We dreamed we were living in a fabulous mansion but we wake up in a greasy gutter. The ecological and economic catastrophe in the Gulf of Mexico makes our most infamous oil spill, the Exxon Valdez, look minuscule by comparison. This time we have fouled our nest on an epic scale.
The busted BP pipeline is a watershed event like 9/11, Hurricane Katrina and the collapse of the Ponzi economy. It is not as dramatic as exploding towers, as poignant as those survivors huddled on rooftops awaiting rescue, or as personal for most of us as the loss of a job or home or even a 401K. The devastation to Earth’s life-support system, the killing of a whole ocean ecosystem across the Gulf, will resonate slowly — this disaster will be a marathon, not a dash. But make no mistake, we will mark these days as the time we started to learn about ecocide, as a turning point in our realization that our industrial, carbon-dependent way of life is ruinous and cannot last.
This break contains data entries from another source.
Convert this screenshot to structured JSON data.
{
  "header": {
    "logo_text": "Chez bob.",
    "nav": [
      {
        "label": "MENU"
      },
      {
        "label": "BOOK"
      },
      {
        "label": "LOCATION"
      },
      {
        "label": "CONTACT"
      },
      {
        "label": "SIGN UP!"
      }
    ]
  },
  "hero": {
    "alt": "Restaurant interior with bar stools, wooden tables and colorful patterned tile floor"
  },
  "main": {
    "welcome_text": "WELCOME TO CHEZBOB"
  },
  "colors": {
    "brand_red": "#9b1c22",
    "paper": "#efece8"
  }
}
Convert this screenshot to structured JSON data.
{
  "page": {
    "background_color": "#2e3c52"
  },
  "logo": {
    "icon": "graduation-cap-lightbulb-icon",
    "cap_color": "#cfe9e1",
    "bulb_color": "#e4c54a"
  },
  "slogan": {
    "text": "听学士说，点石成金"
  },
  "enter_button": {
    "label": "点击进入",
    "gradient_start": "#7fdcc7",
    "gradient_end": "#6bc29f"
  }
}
How many more of these wrenching experiences must we endure before we finally get it and change?
Lesson one: We do not stand above and beyond the boundaries of a finite natural realm that runs through our veins as surely as rivers run down canyons to the sea. The “environment” is not something out there — we breathe it, we drink it, we eat it. We embody it. Kill it and you sentence your children and grandchildren to the toil and suffering of living and dying on a scorched, contaminated planet of slums.
Lesson two: The term unsustainable tells you the end of the story. What cannot be sustained fails, collapses in on itself. The real apocalypse, not the one imagined by religious zealots but the one happening all around us right now, will be a global phenomenon that plays out locally, especially for those in the direct path of monster storms, ecocidal accidents, war, famine, pandemics, droughts, and all the other nasty surprises yet to come as we keep crossing one environmental threshold after another. Collapse ain’t pretty. It is sickening.
The catastrophe in the Gulf of Mexico will generate passionate debate. We will critique BP’s profit-saving shortcuts and poor safety record, the Bush-era regulators who were literally in bed with oil corporations, and we’ll debate any number of other issues, laws, policies and practices related to the catastrophe. But at the heart of the matter is something much deeper. If we want to stop our culture’s self-destructive habits and learn sustainable behaviors, if we want to survive our mistakes and thrive tomorrow, then we must shed our hubris and learn to be humble and wise.
The age of hubris, a time when all things are knowable, all problems can be fixed, and all limits surpassed is crashing all around us. We granted ourselves an exemption from the limits of a natural realm where there is only so much fertile soil, so much fresh water, so many fish in the ocean. The atmosphere can only absorb so much CO2 and stay benign. You can shred just so much biodiversity and expect nature to be resilient and recover from the wounds we recklessly inflict.